  • “The second skill is to nurture the tension between process and action.” — I run into this everywhere. It’s actually a nuanced version of Senge’s forest and trees. Some people are delighted to dwell in process, in the becoming. Process aggravates the bejeebers out of others. Some people are hell bent for action and efficiency. For others, the fixation on action strips most of the poetry from the work. I love Paul Born’s invitation to notice the tension and then to nurture it. That means be kind to it. That means developing an ability to suspend some pretty deeply engrained bias.

I’m glad friends recommended this book to me. I enjoyed the read. I enjoyed dipping in to a fellow Canadian’s words. I enjoyed feeling insights dance within me as the words helped me find some inner music. I enjoyed noticing for a moment, the water.


Overnight News

This summer while working with Amanda Fenton over the course of three successive gatherings in three weeks of time, we developed a really helpful and easy rhythm of designing that included what we began to call, “Overnight News.”

Amanda and I cohosted The Circle Way Practicum on Whidbey Island. Then a two-day workshop on The Circle Way in Brisbane, Australia for Uniting Care Community (seen above). Then another Circle Way Practicum in Australia’s Northern New South Wales.

Design for such events is never a formula. Though we work from an overarching template, there is always significant parts that are customized depending on who the participants are and how the gathering is unfolding. Often, a good chunk of that customizing comes from huddling in the evening, and then sleeping on the design, and then welcoming insights that have come over night when not thinking about it. Thus the “overnight news” naming.

We human beings are accustomed to trying pretty hard at things, aren’t we. Many of us have the upbringings that value a good work ethic, tenacity, and getting things done. It’s part of a larger culture that so values speed and efficiency.

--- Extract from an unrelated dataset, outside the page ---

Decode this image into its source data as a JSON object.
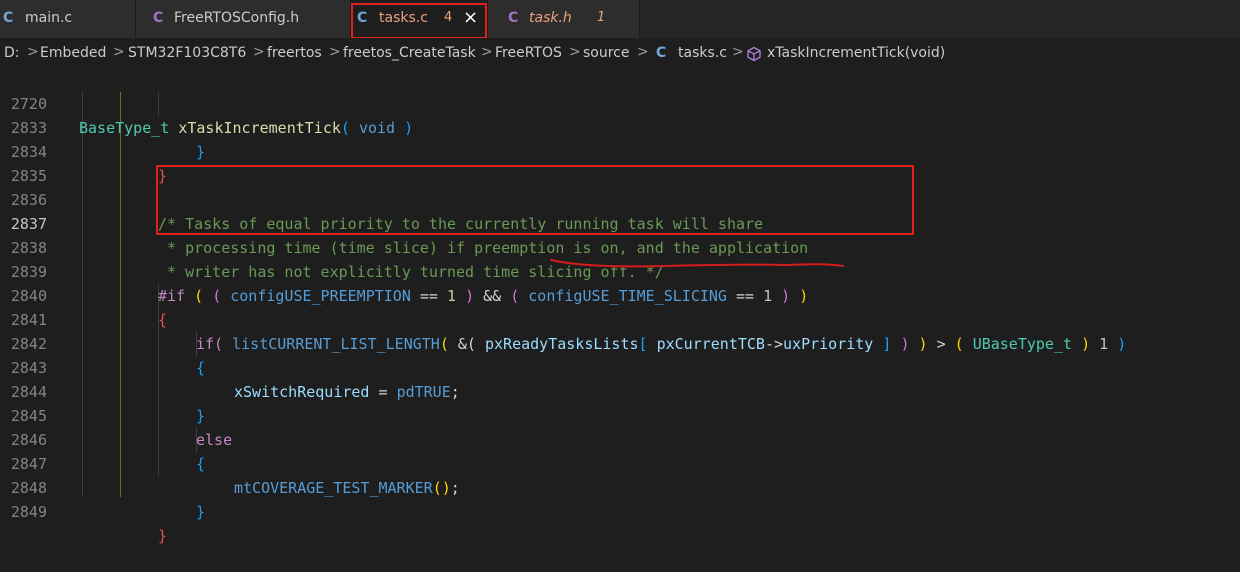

Even such good values and commitments can lead us astray from a different kind of entrance that challenges what my Mom used to tell me was “trying to hard.” I’d fret over things. Overthink things. Try so hard that I’d just befuddle myself. It was all super well-intended. However, what was missing in that was enough memory and trust that less focus can often lead to more clarity, and even swiftness.

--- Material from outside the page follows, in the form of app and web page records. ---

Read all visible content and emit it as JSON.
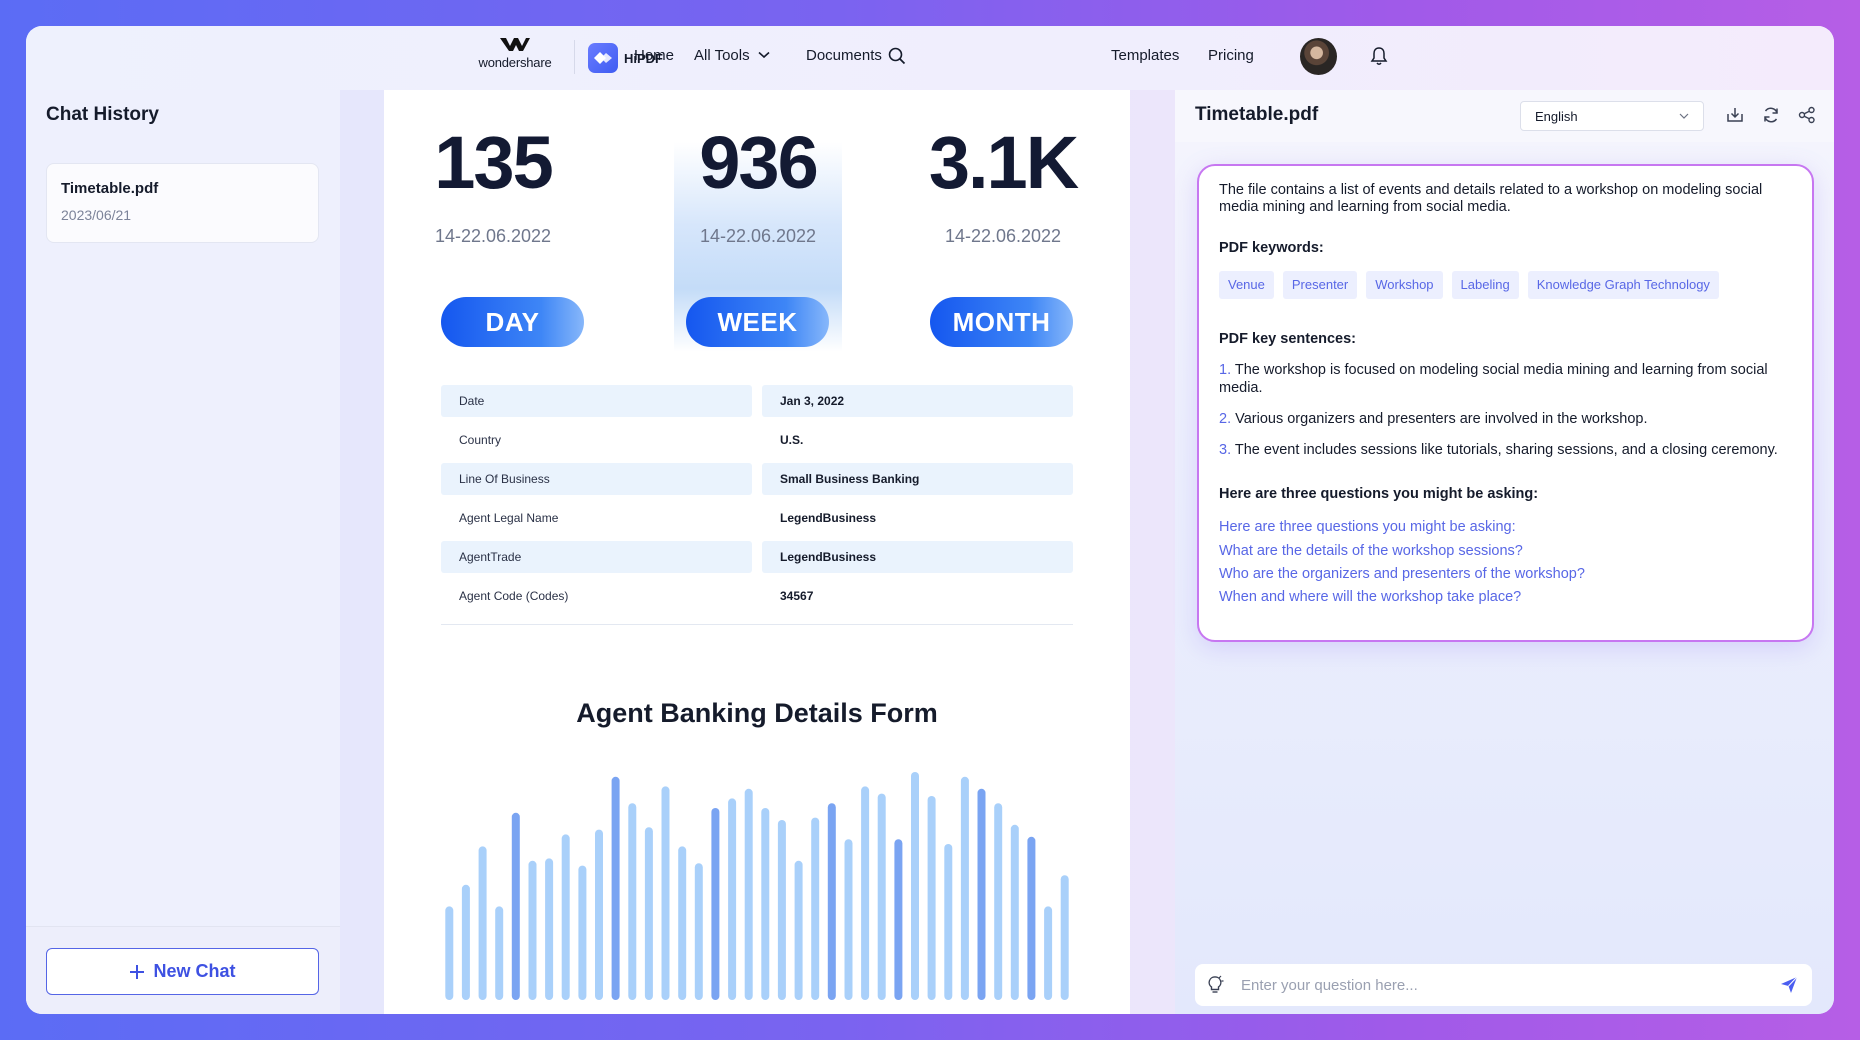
{
  "header": {
    "brand": "wondershare",
    "product": "HiPDF",
    "nav": {
      "home": "Home",
      "all_tools": "All Tools",
      "documents": "Documents",
      "templates": "Templates",
      "pricing": "Pricing"
    }
  },
  "sidebar": {
    "title": "Chat History",
    "history": [
      {
        "name": "Timetable.pdf",
        "date": "2023/06/21"
      }
    ],
    "new_chat": "New Chat"
  },
  "document": {
    "stats": [
      {
        "value": "135",
        "date": "14-22.06.2022",
        "label": "DAY"
      },
      {
        "value": "936",
        "date": "14-22.06.2022",
        "label": "WEEK"
      },
      {
        "value": "3.1K",
        "date": "14-22.06.2022",
        "label": "MONTH"
      }
    ],
    "form": [
      {
        "key": "Date",
        "value": "Jan 3, 2022"
      },
      {
        "key": "Country",
        "value": "U.S."
      },
      {
        "key": "Line Of Business",
        "value": "Small Business Banking"
      },
      {
        "key": "Agent Legal Name",
        "value": "LegendBusiness"
      },
      {
        "key": "AgentTrade",
        "value": "LegendBusiness"
      },
      {
        "key": "Agent Code (Codes)",
        "value": "34567"
      }
    ],
    "form_title": "Agent Banking Details Form",
    "bars": {
      "values": [
        0.39,
        0.48,
        0.64,
        0.39,
        0.78,
        0.58,
        0.59,
        0.69,
        0.56,
        0.71,
        0.93,
        0.82,
        0.72,
        0.89,
        0.64,
        0.57,
        0.8,
        0.84,
        0.88,
        0.8,
        0.75,
        0.58,
        0.76,
        0.82,
        0.67,
        0.89,
        0.86,
        0.67,
        0.95,
        0.85,
        0.65,
        0.93,
        0.88,
        0.82,
        0.73,
        0.68,
        0.39,
        0.52
      ],
      "dark_indices": [
        4,
        10,
        16,
        23,
        27,
        32,
        35
      ],
      "light_color": "#a9d0fa",
      "dark_color": "#7aa4f2"
    }
  },
  "panel": {
    "file_title": "Timetable.pdf",
    "language": "English",
    "summary": "The file contains a list of events and details related to a workshop on modeling social media mining and learning from social media.",
    "keywords_title": "PDF keywords:",
    "keywords": [
      "Venue",
      "Presenter",
      "Workshop",
      "Labeling",
      "Knowledge Graph Technology"
    ],
    "sentences_title": "PDF key sentences:",
    "sentences": [
      {
        "n": "1.",
        "text": "The workshop is focused on modeling social media mining and learning from social media."
      },
      {
        "n": "2.",
        "text": "Various organizers and presenters are involved in the workshop."
      },
      {
        "n": "3.",
        "text": "The event includes sessions like tutorials, sharing sessions, and a closing ceremony."
      }
    ],
    "questions_title": "Here are three questions you might be asking:",
    "questions": [
      "Here are three questions you might be asking:",
      "What are the details of the workshop sessions?",
      "Who are the organizers and presenters of the workshop?",
      "When and where will the workshop take place?"
    ],
    "input_placeholder": "Enter your question here..."
  },
  "colors": {
    "accent": "#4a5df0",
    "pill": "#1a5cf0",
    "card_border": "#c777f1"
  }
}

With Amanda, it was such a nice rhythm. Get clear enough on what our design was for the next day. Then retreat to our respective sleeping spaces. Then huddle in the morning to share what settled, or what improvements we each woke with. Sometimes that meant changing the order slightly. Sometimes that meant removing a piece. Sometimes it meant something wholly new. Sometimes it meant a clear yes to go with what we had that came from a bit of rest. Each evening / morning we’d repeat this.

I know that there are many styles for learning. I know that I’m expressing a kind of preference in naming the overnight news. Fair enough. But one of the patterns underneath that I so value is the disposition that welcomes insights to arrive quite naturally rather than feeling need to always chase them or maneuver them into reality. Life, and spirit I’d say, wants to partner with us. And one of the ways that happens, I’ve learned, is through overnight news.